Examining Healthcare Disparities and Vulnerabilities in the LGBTQ+ Community
As we continue to celebrate Pride Month 2021, it’s gratifying to see the incredible and deeply inspiring strides that the LGBTQ+ community has made toward equality during the past year and years prior. It’s also impossible to deny the glaring inequities that still exist between this population and those who embrace what are considered heteronormative lifestyles, particularly within the healthcare landscape.
In addition to issues like workplace discrimination, family alienation and persistent fear of trauma and harassment, the LGBTQ+ population continues to face healthcare disparities that are linked to social stigma, widespread discrimination and embedded institutional biases that affect treatment access.
Examples of Persistent LGBTQ+ Healthcare Disparities
The LGBTQ+ population faces heightened vulnerability to various types of health issues on multiple fronts. These disparities can be found at the screening/diagnosis, treatment and insurance coverage levels:
- Lesbians have been historically less likely to get preventive services for cancer.
- Gay men face consistently higher risk of STDs, especially among communities of color.
- Lesbians and bisexual females are often more likely to experience to experience weight issues.

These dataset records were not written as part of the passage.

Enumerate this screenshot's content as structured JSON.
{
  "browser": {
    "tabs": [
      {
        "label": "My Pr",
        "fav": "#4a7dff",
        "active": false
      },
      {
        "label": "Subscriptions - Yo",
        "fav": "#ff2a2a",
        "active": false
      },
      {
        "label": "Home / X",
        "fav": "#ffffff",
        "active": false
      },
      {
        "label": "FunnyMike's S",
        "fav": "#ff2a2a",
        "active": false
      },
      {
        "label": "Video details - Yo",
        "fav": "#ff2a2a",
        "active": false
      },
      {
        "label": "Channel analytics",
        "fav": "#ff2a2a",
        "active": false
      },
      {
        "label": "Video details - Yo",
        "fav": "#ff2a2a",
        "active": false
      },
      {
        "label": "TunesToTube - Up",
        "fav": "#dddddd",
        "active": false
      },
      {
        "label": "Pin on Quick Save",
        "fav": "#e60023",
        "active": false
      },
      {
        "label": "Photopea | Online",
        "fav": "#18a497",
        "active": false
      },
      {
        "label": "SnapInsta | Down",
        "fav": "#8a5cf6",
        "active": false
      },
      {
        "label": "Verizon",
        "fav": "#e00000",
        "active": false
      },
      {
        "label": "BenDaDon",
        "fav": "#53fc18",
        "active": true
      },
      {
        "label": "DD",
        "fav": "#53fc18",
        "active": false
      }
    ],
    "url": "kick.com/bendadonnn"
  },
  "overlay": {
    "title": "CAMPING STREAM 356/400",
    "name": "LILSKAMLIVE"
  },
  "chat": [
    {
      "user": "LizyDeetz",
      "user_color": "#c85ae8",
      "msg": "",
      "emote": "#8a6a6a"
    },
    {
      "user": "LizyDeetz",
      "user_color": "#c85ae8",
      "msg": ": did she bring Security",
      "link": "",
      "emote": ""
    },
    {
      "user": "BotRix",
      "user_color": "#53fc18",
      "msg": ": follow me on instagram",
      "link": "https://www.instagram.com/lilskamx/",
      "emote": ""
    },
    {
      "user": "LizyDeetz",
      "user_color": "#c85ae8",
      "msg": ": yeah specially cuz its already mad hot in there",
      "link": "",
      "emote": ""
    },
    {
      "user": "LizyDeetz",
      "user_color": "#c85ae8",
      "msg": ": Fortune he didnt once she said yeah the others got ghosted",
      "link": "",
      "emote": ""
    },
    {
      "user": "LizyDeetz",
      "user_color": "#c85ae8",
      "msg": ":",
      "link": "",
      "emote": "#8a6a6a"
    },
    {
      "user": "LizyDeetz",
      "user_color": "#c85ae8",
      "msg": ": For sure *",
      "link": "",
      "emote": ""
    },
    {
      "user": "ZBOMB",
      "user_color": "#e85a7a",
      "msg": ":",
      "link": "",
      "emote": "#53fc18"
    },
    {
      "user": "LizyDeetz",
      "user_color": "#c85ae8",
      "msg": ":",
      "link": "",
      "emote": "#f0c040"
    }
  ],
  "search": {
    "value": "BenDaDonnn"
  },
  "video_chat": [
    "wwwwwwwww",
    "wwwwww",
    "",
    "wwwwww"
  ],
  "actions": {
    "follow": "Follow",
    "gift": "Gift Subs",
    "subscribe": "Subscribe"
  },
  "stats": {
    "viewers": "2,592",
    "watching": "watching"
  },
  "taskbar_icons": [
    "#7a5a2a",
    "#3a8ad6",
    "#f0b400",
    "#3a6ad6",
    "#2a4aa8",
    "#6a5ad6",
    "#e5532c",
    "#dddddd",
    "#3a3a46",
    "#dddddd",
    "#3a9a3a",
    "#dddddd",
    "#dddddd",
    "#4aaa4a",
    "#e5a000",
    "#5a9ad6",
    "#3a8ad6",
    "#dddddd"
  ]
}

- LGBTQ+ senior citizens face significant barriers to health because of isolation and a lack of social services and culturally competent providers.
- Substance use disorders (SUD) affect 20 to 30% of the LGBTQ+ population, compared to 8.4% of heterosexuals.

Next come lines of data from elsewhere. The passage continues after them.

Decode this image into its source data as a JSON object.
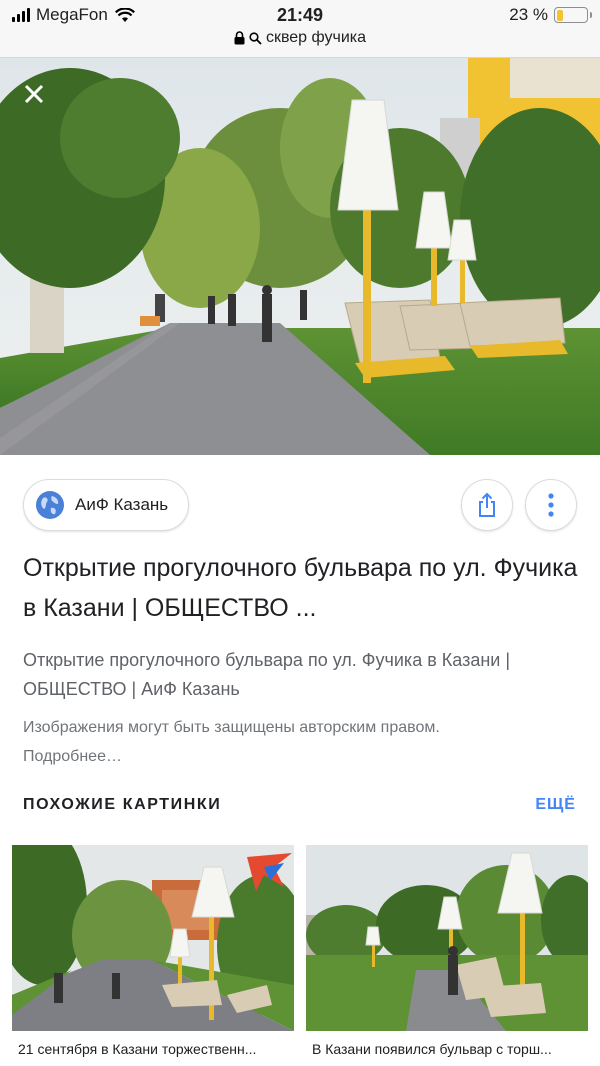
{
  "status_bar": {
    "carrier": "MegaFon",
    "time": "21:49",
    "battery": "23 %",
    "battery_level": 0.23
  },
  "url_bar": {
    "query": "сквер фучика"
  },
  "result": {
    "source": "АиФ Казань",
    "title": "Открытие прогулочного бульвара по ул. Фучика в Казани | ОБЩЕСТВО ...",
    "subtitle": "Открытие прогулочного бульвара по ул. Фучика в Казани | ОБЩЕСТВО | АиФ Казань",
    "copyright": "Изображения могут быть защищены авторским правом. Подробнее…"
  },
  "related": {
    "heading": "ПОХОЖИЕ КАРТИНКИ",
    "more": "ЕЩЁ",
    "items": [
      {
        "caption": "21 сентября в Казани торжественн..."
      },
      {
        "caption": "В Казани появился бульвар с торш..."
      }
    ]
  },
  "colors": {
    "accent": "#4285f4",
    "lamp_yellow": "#e8b92a",
    "grass": "#4f8a2c",
    "path": "#8e8f93"
  },
  "icons": {
    "close": "close-icon",
    "lock": "lock-icon",
    "globe": "globe-icon",
    "share": "share-icon",
    "more": "more-vert-icon"
  }
}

Additionally, transgender patients face an even harder time finding adequate and effective healthcare coverage and experience an even greater risk of STDs than heterosexual, lesbian and gay individuals.
What Is Being Done to Address This Inequity?

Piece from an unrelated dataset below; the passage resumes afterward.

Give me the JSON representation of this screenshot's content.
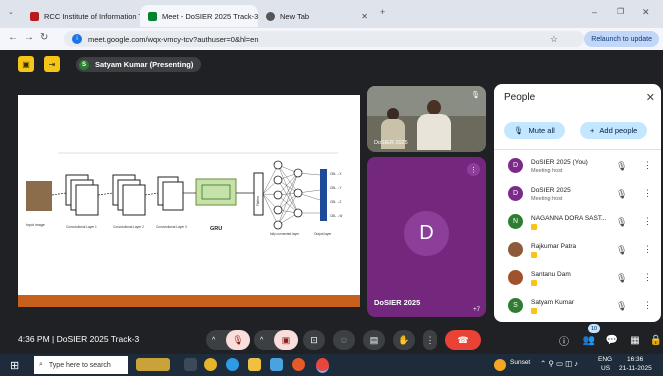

As the LGBTQ+ community continues to make hard-won inroads toward equal treatment in all areas of American life, the healthcare landscape is gradually starting to further consider the LGBTQ+ patient experience in every aspect of treatment. These efforts include more intuitive intake forms, more robust mental health services around specific chronic conditions and greater provider education when it comes to interacting specifically with trans patients. The fact remains, however, that there is still a long road to travel in effectively addressing the unique and complex issues this population faces that both contribute to diagnoses and barriers to treatment for them. As Pride Month 2021 draws closer to the end, let’s keep our foot on the gas in continuing to address, examine and extinguish LGBTQ+ healthcare disparities.
Dominic Nicosia is Responsum Health’s Chief Content Editor. During his twelve-plus years of experience, Dominic has crafted content for patients in a wide array of disease states, including cancer, diabetes, hypertension, substance use disorder, and mental illness, CKD, heart disease, and more, to help improve treatment outcomes and foster independent day-to-day condition management.